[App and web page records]
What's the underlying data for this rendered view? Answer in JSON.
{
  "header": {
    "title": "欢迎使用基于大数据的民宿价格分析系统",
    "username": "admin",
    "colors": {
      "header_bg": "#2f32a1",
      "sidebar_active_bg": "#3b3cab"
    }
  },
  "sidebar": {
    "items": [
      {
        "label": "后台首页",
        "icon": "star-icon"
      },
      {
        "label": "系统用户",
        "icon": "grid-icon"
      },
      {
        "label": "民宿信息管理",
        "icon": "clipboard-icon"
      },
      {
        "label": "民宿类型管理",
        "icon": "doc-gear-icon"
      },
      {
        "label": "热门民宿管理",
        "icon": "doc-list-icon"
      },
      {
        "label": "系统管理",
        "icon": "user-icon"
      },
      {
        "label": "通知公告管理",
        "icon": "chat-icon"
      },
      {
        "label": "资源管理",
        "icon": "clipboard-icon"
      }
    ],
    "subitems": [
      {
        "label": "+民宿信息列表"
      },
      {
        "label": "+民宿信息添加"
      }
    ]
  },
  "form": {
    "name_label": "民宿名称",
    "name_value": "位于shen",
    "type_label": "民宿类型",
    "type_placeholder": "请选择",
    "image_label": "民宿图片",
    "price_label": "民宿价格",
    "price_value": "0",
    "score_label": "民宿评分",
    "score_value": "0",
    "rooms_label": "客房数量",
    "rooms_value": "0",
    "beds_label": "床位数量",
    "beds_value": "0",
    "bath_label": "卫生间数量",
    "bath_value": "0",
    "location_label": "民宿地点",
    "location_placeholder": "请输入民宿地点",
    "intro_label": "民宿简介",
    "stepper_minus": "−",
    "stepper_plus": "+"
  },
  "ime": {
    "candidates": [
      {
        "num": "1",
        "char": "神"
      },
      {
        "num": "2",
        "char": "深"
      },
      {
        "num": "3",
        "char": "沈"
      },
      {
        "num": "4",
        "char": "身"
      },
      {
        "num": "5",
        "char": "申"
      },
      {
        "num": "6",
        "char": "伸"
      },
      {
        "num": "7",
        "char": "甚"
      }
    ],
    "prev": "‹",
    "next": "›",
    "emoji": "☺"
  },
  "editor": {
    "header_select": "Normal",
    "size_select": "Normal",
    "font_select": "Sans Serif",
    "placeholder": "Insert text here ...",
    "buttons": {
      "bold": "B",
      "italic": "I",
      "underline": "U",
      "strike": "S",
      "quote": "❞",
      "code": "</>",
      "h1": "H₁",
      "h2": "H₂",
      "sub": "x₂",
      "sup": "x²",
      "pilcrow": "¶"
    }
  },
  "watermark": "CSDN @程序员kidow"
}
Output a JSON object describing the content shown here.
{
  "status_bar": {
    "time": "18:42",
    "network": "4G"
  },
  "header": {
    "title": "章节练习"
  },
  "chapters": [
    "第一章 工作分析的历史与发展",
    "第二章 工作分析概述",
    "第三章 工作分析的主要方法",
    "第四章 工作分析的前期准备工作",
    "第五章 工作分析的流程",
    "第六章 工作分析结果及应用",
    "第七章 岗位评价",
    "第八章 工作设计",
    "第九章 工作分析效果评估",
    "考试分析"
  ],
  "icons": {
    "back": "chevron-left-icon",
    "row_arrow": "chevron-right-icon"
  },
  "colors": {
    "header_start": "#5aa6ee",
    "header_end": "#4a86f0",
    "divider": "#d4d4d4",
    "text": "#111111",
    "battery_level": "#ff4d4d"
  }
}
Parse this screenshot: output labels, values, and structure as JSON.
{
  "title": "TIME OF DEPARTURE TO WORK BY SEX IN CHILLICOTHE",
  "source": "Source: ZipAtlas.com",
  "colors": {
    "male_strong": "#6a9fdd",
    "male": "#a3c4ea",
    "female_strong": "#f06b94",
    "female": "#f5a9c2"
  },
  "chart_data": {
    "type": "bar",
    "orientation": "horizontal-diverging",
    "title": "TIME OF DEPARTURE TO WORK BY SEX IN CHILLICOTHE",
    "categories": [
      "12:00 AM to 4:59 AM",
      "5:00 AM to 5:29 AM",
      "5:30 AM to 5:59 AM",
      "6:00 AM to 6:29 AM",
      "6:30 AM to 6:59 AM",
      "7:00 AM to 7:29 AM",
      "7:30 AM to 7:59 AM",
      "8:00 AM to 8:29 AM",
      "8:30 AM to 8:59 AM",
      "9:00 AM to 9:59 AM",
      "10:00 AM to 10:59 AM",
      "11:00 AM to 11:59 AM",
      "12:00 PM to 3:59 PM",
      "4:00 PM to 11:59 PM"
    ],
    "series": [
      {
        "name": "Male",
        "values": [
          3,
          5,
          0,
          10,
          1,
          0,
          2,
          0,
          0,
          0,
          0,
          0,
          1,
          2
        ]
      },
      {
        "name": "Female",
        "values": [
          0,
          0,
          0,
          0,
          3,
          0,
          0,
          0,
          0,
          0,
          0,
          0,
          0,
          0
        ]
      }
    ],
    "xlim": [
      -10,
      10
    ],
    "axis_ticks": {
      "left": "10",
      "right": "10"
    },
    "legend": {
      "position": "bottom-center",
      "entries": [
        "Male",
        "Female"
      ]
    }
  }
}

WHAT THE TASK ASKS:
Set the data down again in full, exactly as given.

WORKED SOLUTION:
What's the underlying data for this rendered view? Answer in JSON.
{
  "header": {
    "title": "欢迎使用基于大数据的民宿价格分析系统",
    "username": "admin",
    "colors": {
      "header_bg": "#2f32a1",
      "sidebar_active_bg": "#3b3cab"
    }
  },
  "sidebar": {
    "items": [
      {
        "label": "后台首页",
        "icon": "star-icon"
      },
      {
        "label": "系统用户",
        "icon": "grid-icon"
      },
      {
        "label": "民宿信息管理",
        "icon": "clipboard-icon"
      },
      {
        "label": "民宿类型管理",
        "icon": "doc-gear-icon"
      },
      {
        "label": "热门民宿管理",
        "icon": "doc-list-icon"
      },
      {
        "label": "系统管理",
        "icon": "user-icon"
      },
      {
        "label": "通知公告管理",
        "icon": "chat-icon"
      },
      {
        "label": "资源管理",
        "icon": "clipboard-icon"
      }
    ],
    "subitems": [
      {
        "label": "+民宿信息列表"
      },
      {
        "label": "+民宿信息添加"
      }
    ]
  },
  "form": {
    "name_label": "民宿名称",
    "name_value": "位于shen",
    "type_label": "民宿类型",
    "type_placeholder": "请选择",
    "image_label": "民宿图片",
    "price_label": "民宿价格",
    "price_value": "0",
    "score_label": "民宿评分",
    "score_value": "0",
    "rooms_label": "客房数量",
    "rooms_value": "0",
    "beds_label": "床位数量",
    "beds_value": "0",
    "bath_label": "卫生间数量",
    "bath_value": "0",
    "location_label": "民宿地点",
    "location_placeholder": "请输入民宿地点",
    "intro_label": "民宿简介",
    "stepper_minus": "−",
    "stepper_plus": "+"
  },
  "ime": {
    "candidates": [
      {
        "num": "1",
        "char": "神"
      },
      {
        "num": "2",
        "char": "深"
      },
      {
        "num": "3",
        "char": "沈"
      },
      {
        "num": "4",
        "char": "身"
      },
      {
        "num": "5",
        "char": "申"
      },
      {
        "num": "6",
        "char": "伸"
      },
      {
        "num": "7",
        "char": "甚"
      }
    ],
    "prev": "‹",
    "next": "›",
    "emoji": "☺"
  },
  "editor": {
    "header_select": "Normal",
    "size_select": "Normal",
    "font_select": "Sans Serif",
    "placeholder": "Insert text here ...",
    "buttons": {
      "bold": "B",
      "italic": "I",
      "underline": "U",
      "strike": "S",
      "quote": "❞",
      "code": "</>",
      "h1": "H₁",
      "h2": "H₂",
      "sub": "x₂",
      "sup": "x²",
      "pilcrow": "¶"
    }
  },
  "watermark": "CSDN @程序员kidow"
}
Output a JSON object describing the content shown here.
{
  "status_bar": {
    "time": "18:42",
    "network": "4G"
  },
  "header": {
    "title": "章节练习"
  },
  "chapters": [
    "第一章 工作分析的历史与发展",
    "第二章 工作分析概述",
    "第三章 工作分析的主要方法",
    "第四章 工作分析的前期准备工作",
    "第五章 工作分析的流程",
    "第六章 工作分析结果及应用",
    "第七章 岗位评价",
    "第八章 工作设计",
    "第九章 工作分析效果评估",
    "考试分析"
  ],
  "icons": {
    "back": "chevron-left-icon",
    "row_arrow": "chevron-right-icon"
  },
  "colors": {
    "header_start": "#5aa6ee",
    "header_end": "#4a86f0",
    "divider": "#d4d4d4",
    "text": "#111111",
    "battery_level": "#ff4d4d"
  }
}
Parse this screenshot: output labels, values, and structure as JSON.
{
  "title": "TIME OF DEPARTURE TO WORK BY SEX IN CHILLICOTHE",
  "source": "Source: ZipAtlas.com",
  "colors": {
    "male_strong": "#6a9fdd",
    "male": "#a3c4ea",
    "female_strong": "#f06b94",
    "female": "#f5a9c2"
  },
  "chart_data": {
    "type": "bar",
    "orientation": "horizontal-diverging",
    "title": "TIME OF DEPARTURE TO WORK BY SEX IN CHILLICOTHE",
    "categories": [
      "12:00 AM to 4:59 AM",
      "5:00 AM to 5:29 AM",
      "5:30 AM to 5:59 AM",
      "6:00 AM to 6:29 AM",
      "6:30 AM to 6:59 AM",
      "7:00 AM to 7:29 AM",
      "7:30 AM to 7:59 AM",
      "8:00 AM to 8:29 AM",
      "8:30 AM to 8:59 AM",
      "9:00 AM to 9:59 AM",
      "10:00 AM to 10:59 AM",
      "11:00 AM to 11:59 AM",
      "12:00 PM to 3:59 PM",
      "4:00 PM to 11:59 PM"
    ],
    "series": [
      {
        "name": "Male",
        "values": [
          3,
          5,
          0,
          10,
          1,
          0,
          2,
          0,
          0,
          0,
          0,
          0,
          1,
          2
        ]
      },
      {
        "name": "Female",
        "values": [
          0,
          0,
          0,
          0,
          3,
          0,
          0,
          0,
          0,
          0,
          0,
          0,
          0,
          0
        ]
      }
    ],
    "xlim": [
      -10,
      10
    ],
    "axis_ticks": {
      "left": "10",
      "right": "10"
    },
    "legend": {
      "position": "bottom-center",
      "entries": [
        "Male",
        "Female"
      ]
    }
  }
}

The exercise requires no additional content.